● **Material provided**:
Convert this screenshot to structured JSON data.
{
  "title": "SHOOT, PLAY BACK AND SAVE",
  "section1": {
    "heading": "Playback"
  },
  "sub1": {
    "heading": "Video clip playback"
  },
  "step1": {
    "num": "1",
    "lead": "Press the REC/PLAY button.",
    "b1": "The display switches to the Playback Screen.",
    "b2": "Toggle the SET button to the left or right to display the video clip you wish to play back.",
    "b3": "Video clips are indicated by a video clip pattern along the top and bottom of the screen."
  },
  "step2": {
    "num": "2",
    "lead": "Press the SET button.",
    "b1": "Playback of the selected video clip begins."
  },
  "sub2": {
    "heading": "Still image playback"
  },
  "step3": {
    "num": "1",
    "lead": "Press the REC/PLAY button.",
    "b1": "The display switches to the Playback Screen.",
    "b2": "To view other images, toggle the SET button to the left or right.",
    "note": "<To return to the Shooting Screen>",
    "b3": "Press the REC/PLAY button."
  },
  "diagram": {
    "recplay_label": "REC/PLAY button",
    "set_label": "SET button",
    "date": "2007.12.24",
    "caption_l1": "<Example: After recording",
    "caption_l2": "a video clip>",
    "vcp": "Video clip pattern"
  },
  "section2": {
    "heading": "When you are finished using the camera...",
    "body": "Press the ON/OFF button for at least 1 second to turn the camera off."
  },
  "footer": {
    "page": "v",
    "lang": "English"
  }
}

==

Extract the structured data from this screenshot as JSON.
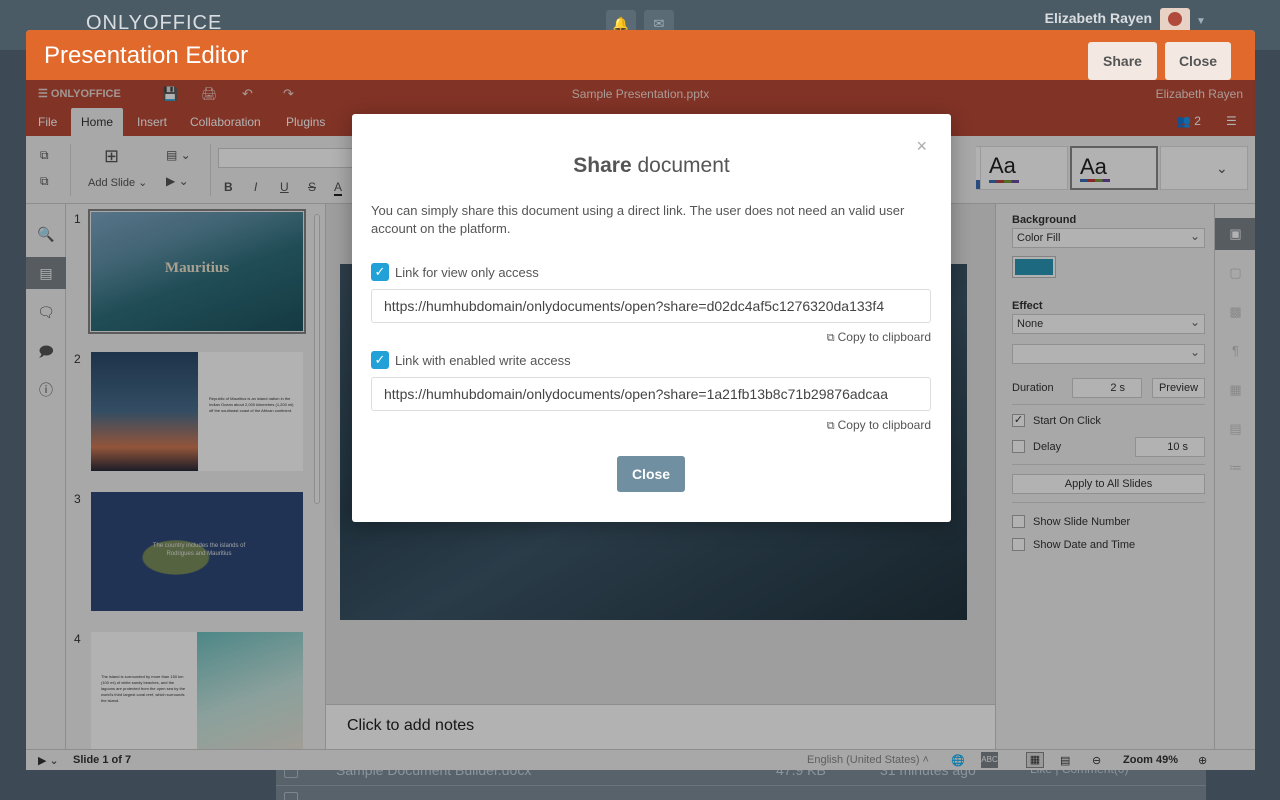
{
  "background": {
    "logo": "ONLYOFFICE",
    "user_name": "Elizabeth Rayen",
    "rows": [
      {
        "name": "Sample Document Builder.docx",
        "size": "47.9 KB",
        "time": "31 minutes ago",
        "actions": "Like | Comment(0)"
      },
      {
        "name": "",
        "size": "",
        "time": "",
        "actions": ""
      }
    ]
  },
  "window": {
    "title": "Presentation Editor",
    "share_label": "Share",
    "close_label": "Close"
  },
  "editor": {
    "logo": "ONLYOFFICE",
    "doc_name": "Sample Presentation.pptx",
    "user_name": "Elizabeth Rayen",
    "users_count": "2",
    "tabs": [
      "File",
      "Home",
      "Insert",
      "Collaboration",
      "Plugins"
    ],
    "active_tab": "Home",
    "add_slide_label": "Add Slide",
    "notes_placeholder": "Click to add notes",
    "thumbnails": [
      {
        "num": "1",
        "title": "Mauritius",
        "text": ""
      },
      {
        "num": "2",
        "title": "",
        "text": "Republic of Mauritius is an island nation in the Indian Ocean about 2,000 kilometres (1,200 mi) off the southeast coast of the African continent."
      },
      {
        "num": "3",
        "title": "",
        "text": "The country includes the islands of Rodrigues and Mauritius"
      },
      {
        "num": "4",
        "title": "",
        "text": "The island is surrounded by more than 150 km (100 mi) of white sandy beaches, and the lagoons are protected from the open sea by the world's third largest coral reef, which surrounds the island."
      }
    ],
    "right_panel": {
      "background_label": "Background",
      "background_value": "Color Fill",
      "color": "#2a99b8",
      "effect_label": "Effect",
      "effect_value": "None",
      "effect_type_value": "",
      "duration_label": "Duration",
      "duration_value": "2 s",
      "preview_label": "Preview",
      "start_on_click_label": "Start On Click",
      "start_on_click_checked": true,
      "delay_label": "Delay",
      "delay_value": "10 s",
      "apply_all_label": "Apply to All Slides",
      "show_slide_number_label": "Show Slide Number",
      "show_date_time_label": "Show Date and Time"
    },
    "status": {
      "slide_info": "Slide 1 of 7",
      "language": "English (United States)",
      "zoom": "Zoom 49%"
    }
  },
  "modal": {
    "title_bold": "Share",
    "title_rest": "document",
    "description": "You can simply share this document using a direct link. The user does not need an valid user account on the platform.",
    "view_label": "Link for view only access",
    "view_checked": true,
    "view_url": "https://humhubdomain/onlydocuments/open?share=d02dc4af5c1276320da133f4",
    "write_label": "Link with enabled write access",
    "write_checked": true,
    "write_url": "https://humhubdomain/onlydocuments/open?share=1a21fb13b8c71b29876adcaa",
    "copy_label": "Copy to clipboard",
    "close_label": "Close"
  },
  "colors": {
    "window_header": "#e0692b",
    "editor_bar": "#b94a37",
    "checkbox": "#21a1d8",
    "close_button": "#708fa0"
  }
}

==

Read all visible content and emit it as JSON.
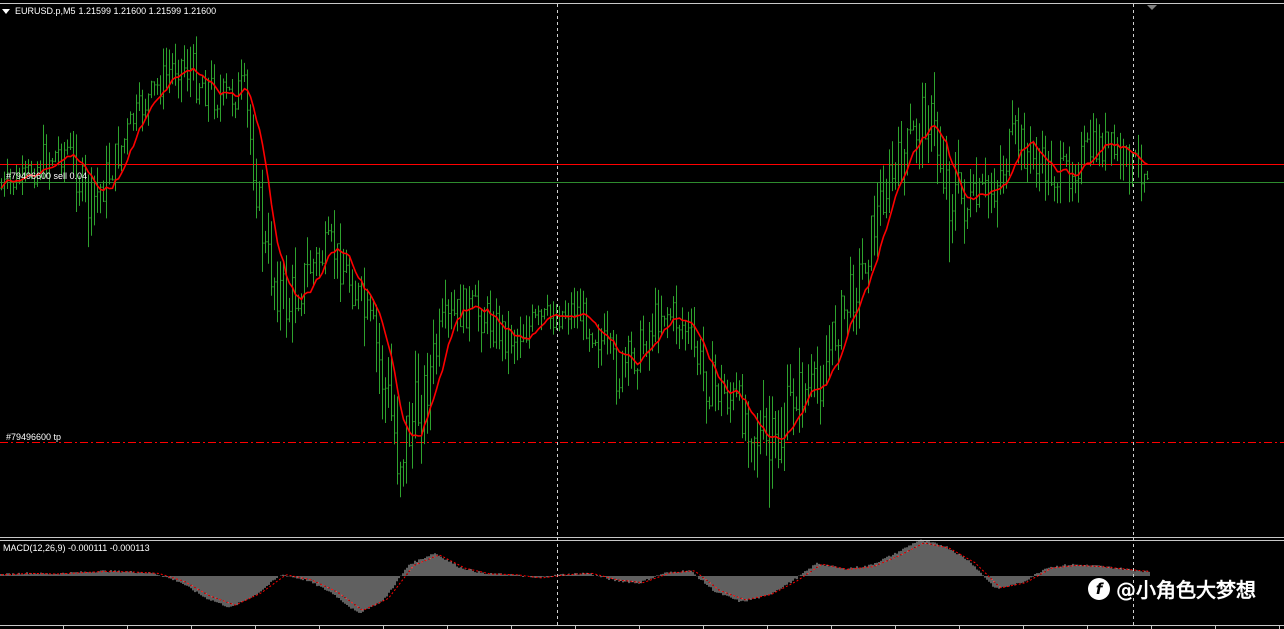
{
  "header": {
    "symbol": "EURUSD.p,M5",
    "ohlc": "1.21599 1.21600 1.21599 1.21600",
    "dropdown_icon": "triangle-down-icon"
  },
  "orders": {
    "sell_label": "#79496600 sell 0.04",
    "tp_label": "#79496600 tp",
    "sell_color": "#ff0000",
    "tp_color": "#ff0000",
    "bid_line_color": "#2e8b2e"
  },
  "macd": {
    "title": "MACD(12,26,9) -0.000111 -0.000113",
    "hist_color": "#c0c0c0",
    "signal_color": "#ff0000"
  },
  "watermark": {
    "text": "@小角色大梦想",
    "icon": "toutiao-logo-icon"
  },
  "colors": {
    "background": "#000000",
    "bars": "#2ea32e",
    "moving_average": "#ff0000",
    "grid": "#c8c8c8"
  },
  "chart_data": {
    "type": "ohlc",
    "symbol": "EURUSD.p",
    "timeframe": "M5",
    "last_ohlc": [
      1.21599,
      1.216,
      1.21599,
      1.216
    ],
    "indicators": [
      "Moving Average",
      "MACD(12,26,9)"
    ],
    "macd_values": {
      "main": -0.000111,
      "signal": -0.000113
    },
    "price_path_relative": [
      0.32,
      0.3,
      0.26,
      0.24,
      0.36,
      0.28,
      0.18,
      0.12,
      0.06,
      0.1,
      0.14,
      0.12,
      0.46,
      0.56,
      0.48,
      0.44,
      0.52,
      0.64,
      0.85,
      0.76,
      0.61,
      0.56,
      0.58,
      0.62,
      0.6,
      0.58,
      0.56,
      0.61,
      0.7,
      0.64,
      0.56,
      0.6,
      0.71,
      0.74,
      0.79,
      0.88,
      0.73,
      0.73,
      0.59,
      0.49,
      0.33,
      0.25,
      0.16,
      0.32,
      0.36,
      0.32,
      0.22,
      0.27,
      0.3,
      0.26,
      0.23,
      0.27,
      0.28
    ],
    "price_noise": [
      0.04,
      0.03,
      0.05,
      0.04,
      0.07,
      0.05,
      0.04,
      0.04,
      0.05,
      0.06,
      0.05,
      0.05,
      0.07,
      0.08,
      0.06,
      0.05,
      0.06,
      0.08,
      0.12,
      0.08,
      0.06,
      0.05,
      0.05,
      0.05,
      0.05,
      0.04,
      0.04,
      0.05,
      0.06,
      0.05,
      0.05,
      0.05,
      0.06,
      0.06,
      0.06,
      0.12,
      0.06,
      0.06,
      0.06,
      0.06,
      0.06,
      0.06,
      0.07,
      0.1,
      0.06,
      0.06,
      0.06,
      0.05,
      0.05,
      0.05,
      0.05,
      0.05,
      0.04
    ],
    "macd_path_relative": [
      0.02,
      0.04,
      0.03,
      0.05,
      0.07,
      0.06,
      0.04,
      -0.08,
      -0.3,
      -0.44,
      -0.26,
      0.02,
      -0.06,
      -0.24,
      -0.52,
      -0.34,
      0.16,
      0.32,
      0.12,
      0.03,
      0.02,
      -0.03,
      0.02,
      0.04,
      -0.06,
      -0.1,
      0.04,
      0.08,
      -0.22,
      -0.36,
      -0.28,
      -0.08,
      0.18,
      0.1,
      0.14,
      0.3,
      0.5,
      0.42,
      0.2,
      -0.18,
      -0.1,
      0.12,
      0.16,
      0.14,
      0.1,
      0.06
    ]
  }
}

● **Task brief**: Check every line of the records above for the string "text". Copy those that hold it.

● **Answer to the problem**:
        "text": ""
        "text": "Republic of Mauritius is an island nation in the Indian Ocean about 2,000 kilometres (1,200 mi) off the southeast coast of the African continent."
        "text": "The country includes the islands of Rodrigues and Mauritius"
        "text": "The island is surrounded by more than 150 km (100 mi) of white sandy beaches, and the lagoons are protected from the open sea by the world's third largest coral reef, which surrounds the island."
    "text": "@小角色大梦想",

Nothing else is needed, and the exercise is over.